Living, as they did, at home, the other two had helped my parents far more than I to carry the cross of the crass crofter (I can’t help myself) without whom none of us would have existed, and it seemed only fair that I should do my bit towards the end. And the last time I saw her she was — I can use no other word — gentle. She spoke chiefly of my mother, of whom her treatment had been mostly brutal, and who in her spectacular and sadly uninherited talent to excuse had very nearly broken her own heart against the granite of my grandmother’s personality.
My father, having inherited a few sizeable granite chips of his own, fared better. I was not at my grandmother’s funeral, but I am told that it was a colourful affair. She had wanted, and socially speaking did indeed have, a quiet, private, almost non-existent funeral. (This still puzzles me; perhaps she had anticipated being ashamed of being dead. While still alive she had considered death to be a sign of weakness; my grandfather’s final illness ten years earlier had provoked a certain amount of snorting about the dropping of bundles and the losing of grips. She had, come to think of it, a whole vocabulary of luggage-suggesting cliches, possibly the result of some warped Calvinistic notion of life-as-burden. She never forgave my grandfather, although to be fair this was largely his own fault, for having succumbed to frailty and terror in the last three months of his life after spending the previous seventy-five years as a splendid paradigm of that robust male arrogance which believes its perpetrator, and itself, immortal.)
But her own ancient and lawless Celtic gods, though by her unclaimed and doubtless unheard-of, took a hand in her farewell; during the service a freak if not positively garish thunderstorm raged outside. And half an hour earlier, my father, looking at the sky, had been heard to observe dispassionately that for my grandmother to be staging her exit under such thundrous circumstances and insanely blooming, iris-purple clouds was after all entirely in character.
And so I have Jessie’s ring, and Mrs Scott-Weatherall’s Brangwyn. Brangwyn gave it to her himself, in 1949, as what turned out to be a winning stroke in their disagreement over whether the beauty of Venice, like that of sacrifice, was overrated. Why, you ask, have I not kept up my acquaintance with this woman? Because she belongs to a period of my life that was no more interesting then than it is now, a period of which I do not care to be reminded if I can help it, and I can help it less and less.
Because I am embarrassed by her belief in something I do not, after all, possess.
Because she is an old woman, with an unimportant but fatal inability to move forward into history, as though the stylus of her sensibility were stuck in a crack in the record of her life, an image I think she would like.

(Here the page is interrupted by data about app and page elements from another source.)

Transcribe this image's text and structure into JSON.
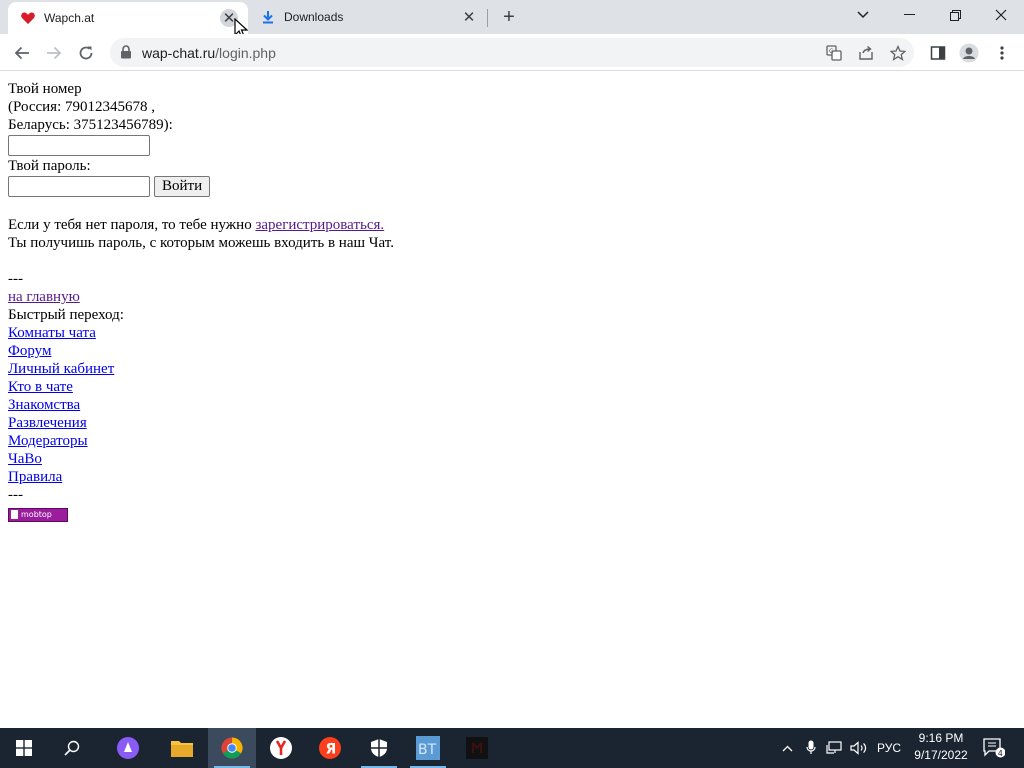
{
  "browser": {
    "tabs": [
      {
        "title": "Wapch.at",
        "active": true,
        "favicon": "heart-icon"
      },
      {
        "title": "Downloads",
        "active": false,
        "favicon": "download-icon"
      }
    ],
    "url_host": "wap-chat.ru",
    "url_path": "/login.php"
  },
  "login": {
    "number_label_1": "Твой номер",
    "number_label_2": "(Россия: 79012345678 ,",
    "number_label_3": "Беларусь: 375123456789):",
    "number_value": "",
    "password_label": "Твой пароль:",
    "password_value": "",
    "login_button": "Войти"
  },
  "register": {
    "text_before": "Если у тебя нет пароля, то тебе нужно ",
    "link": "зарегистрироваться.",
    "text_after": "Ты получишь пароль, с которым можешь входить в наш Чат."
  },
  "separator": "---",
  "home_link": "на главную",
  "quick_nav_label": "Быстрый переход:",
  "quick_nav": [
    "Комнаты чата",
    "Форум",
    "Личный кабинет",
    "Кто в чате",
    "Знакомства",
    "Развлечения",
    "Модераторы",
    "ЧаВо",
    "Правила"
  ],
  "counter_badge": "mobtop",
  "taskbar": {
    "language": "РУС",
    "time": "9:16 PM",
    "date": "9/17/2022",
    "notifications": "4"
  }
}
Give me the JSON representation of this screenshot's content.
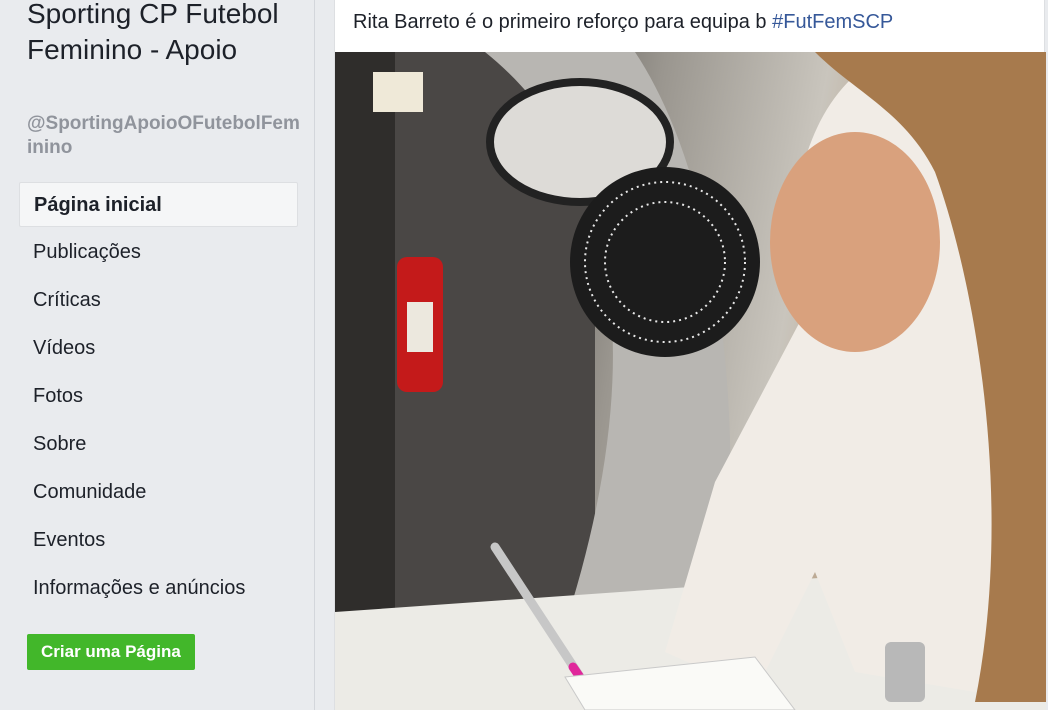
{
  "sidebar": {
    "page_name": "Sporting CP Futebol Feminino - Apoio",
    "page_handle": "@SportingApoioOFutebolFeminino",
    "nav_items": [
      {
        "label": "Página inicial",
        "active": true
      },
      {
        "label": "Publicações"
      },
      {
        "label": "Críticas"
      },
      {
        "label": "Vídeos"
      },
      {
        "label": "Fotos"
      },
      {
        "label": "Sobre"
      },
      {
        "label": "Comunidade"
      },
      {
        "label": "Eventos"
      },
      {
        "label": "Informações e anúncios"
      }
    ],
    "create_page_label": "Criar uma Página"
  },
  "post": {
    "text": "Rita Barreto é o primeiro reforço para equipa b ",
    "hashtag": "#FutFemSCP"
  },
  "colors": {
    "link": "#365899",
    "create_button": "#42b72a",
    "background": "#e9ebee"
  }
}
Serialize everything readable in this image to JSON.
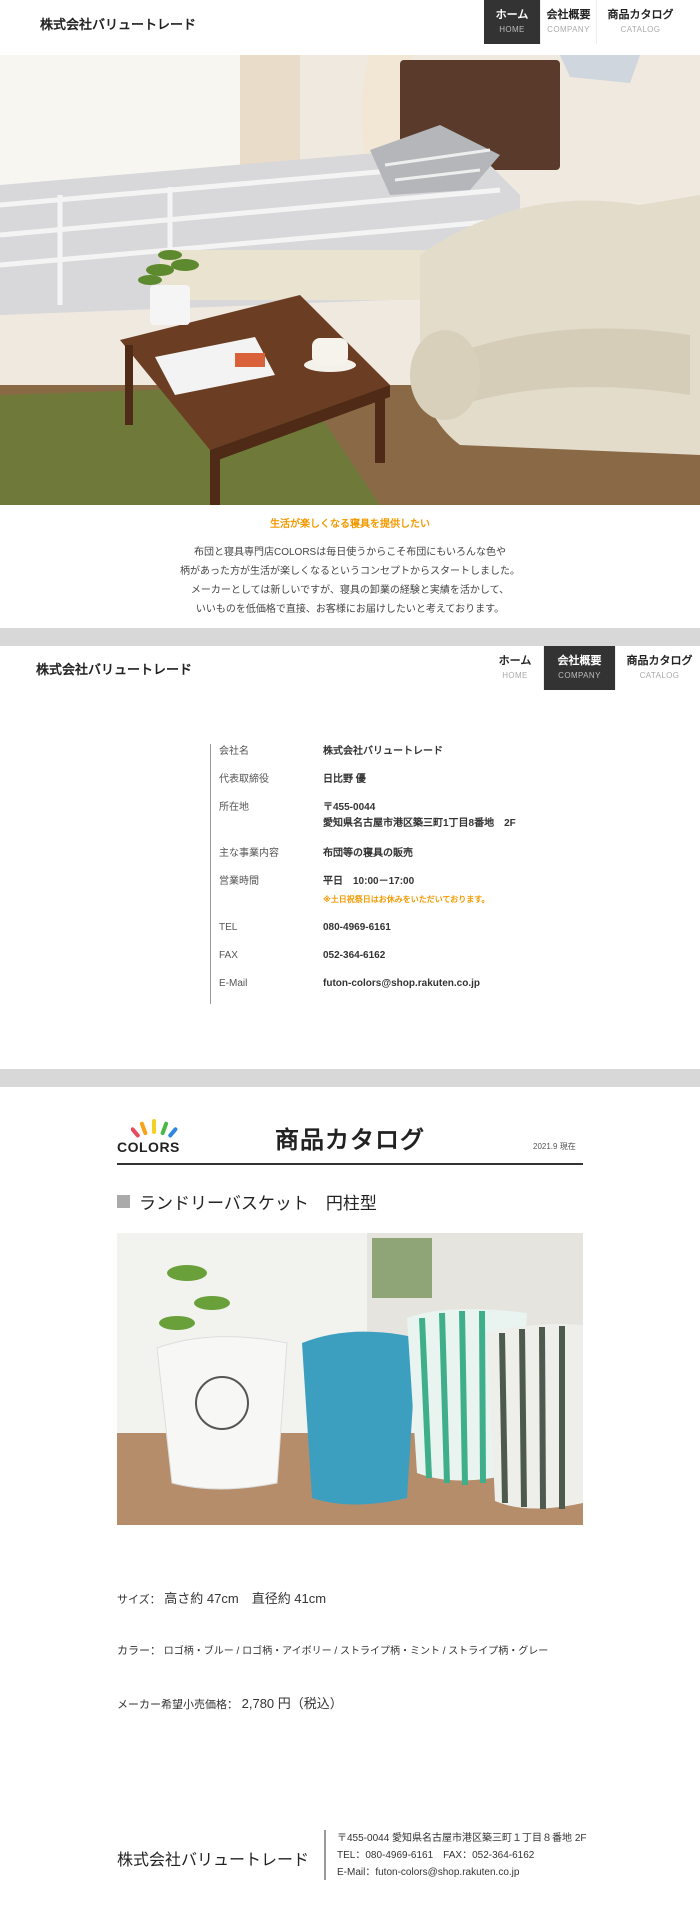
{
  "header1": {
    "brand": "株式会社バリュートレード",
    "nav": [
      {
        "jp": "ホーム",
        "en": "HOME",
        "active": true
      },
      {
        "jp": "会社概要",
        "en": "COMPANY",
        "active": false
      },
      {
        "jp": "商品カタログ",
        "en": "CATALOG",
        "active": false
      }
    ]
  },
  "intro": {
    "title": "生活が楽しくなる寝具を提供したい",
    "body": "布団と寝具専門店COLORSは毎日使うからこそ布団にもいろんな色や\n柄があった方が生活が楽しくなるというコンセプトからスタートしました。\nメーカーとしては新しいですが、寝具の卸業の経験と実績を活かして、\nいいものを低価格で直接、お客様にお届けしたいと考えております。"
  },
  "header2": {
    "brand": "株式会社バリュートレード",
    "nav": [
      {
        "jp": "ホーム",
        "en": "HOME",
        "active": false
      },
      {
        "jp": "会社概要",
        "en": "COMPANY",
        "active": true
      },
      {
        "jp": "商品カタログ",
        "en": "CATALOG",
        "active": false
      }
    ]
  },
  "company": {
    "name_label": "会社名",
    "name": "株式会社バリュートレード",
    "ceo_label": "代表取締役",
    "ceo": "日比野 優",
    "address_label": "所在地",
    "zip": "〒455-0044",
    "address": "愛知県名古屋市港区築三町1丁目8番地　2F",
    "business_label": "主な事業内容",
    "business": "布団等の寝具の販売",
    "hours_label": "営業時間",
    "hours": "平日　10:00－17:00",
    "hours_note": "※土日祝祭日はお休みをいただいております。",
    "tel_label": "TEL",
    "tel": "080-4969-6161",
    "fax_label": "FAX",
    "fax": "052-364-6162",
    "email_label": "E-Mail",
    "email": "futon-colors@shop.rakuten.co.jp"
  },
  "catalog": {
    "logo_text": "COLORS",
    "title": "商品カタログ",
    "date": "2021.9 現在",
    "product_name": "ランドリーバスケット　円柱型",
    "size_key": "サイズ：",
    "size_value": "高さ約 47cm　直径約 41cm",
    "color_key": "カラー：",
    "color_value": "ロゴ柄・ブルー / ロゴ柄・アイボリー / ストライプ柄・ミント / ストライプ柄・グレー",
    "price_key": "メーカー希望小売価格：",
    "price_value": "2,780 円（税込）"
  },
  "footer": {
    "company": "株式会社バリュートレード",
    "address": "〒455-0044 愛知県名古屋市港区築三町１丁目８番地  2F",
    "telfax": "TEL：080-4969-6161　FAX：052-364-6162",
    "email": "E-Mail：futon-colors@shop.rakuten.co.jp"
  },
  "colors": {
    "accent": "#f39a00",
    "nav_active": "#333333",
    "band": "#d8d8d8"
  }
}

Almost exactly halfway between now and the first time I met her, she came to visit; like today, it was very hot, blinds-drawn hot, but she drove, alone, the not inconsiderable distance between her house and ours. As with the handing-on of Jessie’s ring, I cannot now remember the reason for her visit; but there must have been one, for there she was. And swimming through the colours of apple-juice and iced coffee against the blue-and-white china (gifts; wedding gifts, forsooth), I dimly heard her say as though for all the world she were reading from a Porter page: ‘What lovely things you have.’
Kerryn Goldsworthy is a freelance writer and critic, and a former academic who lectured in literature at the University of Melbourne for 17 years.